There are lots of ways to keep a creative practice while Wintering. From simple drawing exercises to gathering inspiring images, find a slow, mindful practice that connects you to your art without high energy goals.
- Scrapbooks or journals
- Make small art or sketches
- Reading art books or listening to podcasts
- Visiting exhibitions
- Researching ideas
Sketchbooks are a great tool for low energy times. They are forgiving, versatile and whatever your situation there is a way to keep making art and documenting your ideas if you have access to a sketchbook and some basic tools.
Be flexible with your expectations
Elements of our schedule will be non negotiable, others will have room for movement. Low energy levels means working small and adapting. Maybe we bring a sketchbook and pencils to the sofa in the evening or work on a small piece instead of the large canvas that’s waiting for our attention.
Adapt your usual practice if you need to, it’s temporary and can lead to new ideas.
Embrace the ebb and flow of your creativity
Accept low energy days and prioritise your tasks. If your creativity feels lost or you’re unmotivated there are ways through. Wintering allows you space to recharge, understand what’s got you feeling stuck and make new discoveries to inspire you.
Artists need input to create output so don’t feel bad if you need time out to do something else. Give yourself the space for new ideas to come to you.
Take care of yourself
If the last few weeks have been overwhelming with work or family commitments, don’t expect yourself to be charging into a new year with sustained energy. Give yourself grace if you’ve been unwell or taking care of others. Ask yourself how you can really best use this time.
Seasonal fatigue is real so move at a pace that suits you and catch yourself if you are comparing yourself to others who seem to be racing ahead.
However, if you have outstanding tasks that are causing you anxiety, get them finished if you can. (Get that tax return done, you’ll feel so much better.) Take a minute to figure out if you can clear some mental clutter.
January is typically about renewal and preparation for the year ahead. If this excites you and gives you motivation then go for it. If you feel exhausted, allow your Wintering to happen and take it slower.

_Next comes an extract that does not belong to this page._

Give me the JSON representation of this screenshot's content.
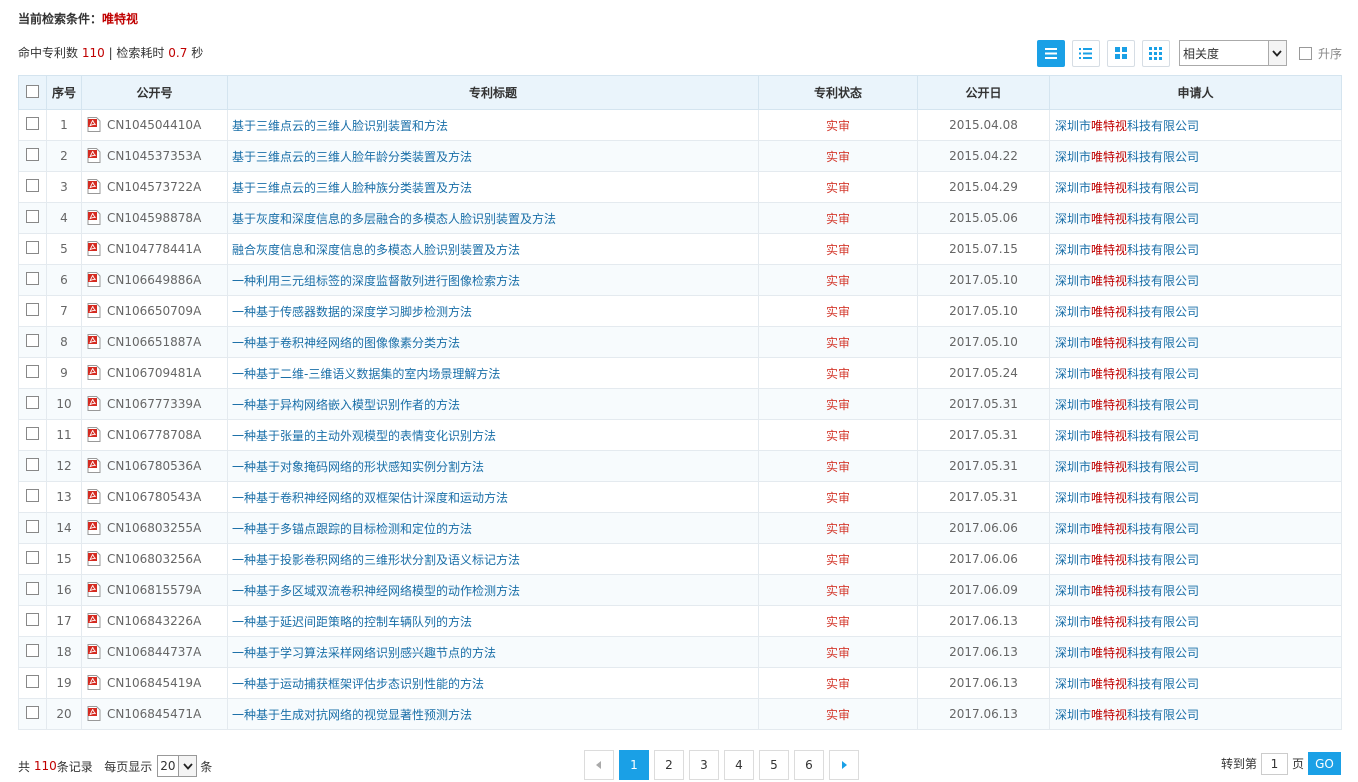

Personally I like to plan a little at the start of January. I can ride that wave of excitement of the new year for about 10 days before I realise how tired I am. But by then, I’ll have my planners set up, my inspiration board has had a revamp and I’m journaling about a word of the year. I might even have some “big dreams” taking form in my mind..
So I slow down again. I’ll still make some art when I can but my focus switches to guilt-free, filling up and refuelling.
I gather books I want to read, watch documentaries I haven’t got around to, and listen to podcasts. I do non-art things, explore new interests and research unrelated topics. I let the ideas and goals simmer away for a bit.
When and how long to stay in the Wintering
Wintering can last a few weeks for me. Maybe that seems like too long (or short) for you and that’s ok, take the time you need. February for me is hard, much harder than January. I usually need extra sleep, I’m slower, my mood can be low and my energy goes to making sure I’m eating well and getting outside for walks.
I know this about myself and I can work with it instead of against it. I stay connected to my art by making notes, writing in my journals a lot and getting to the beach when I can.
At some point I feel things begin to shift and I can get back to my art.
Try Wintering to put you back in touch with your creativity
For me, Wintering is rest and recovery after a busy season. It’s a time of low energy and low motivation but embracing it means less pressure, no shame and emerging after winter with a head and sketchbook full of ideas ready to bring to life.
I believe Wintering for artists can ease the creative pressure at the start of a new year, and allow us to move into new goals and ideas inspired and motivated. Allowing ourselves to appreciate this natural part of our creative cycle is not just a luxury but a necessity for our art.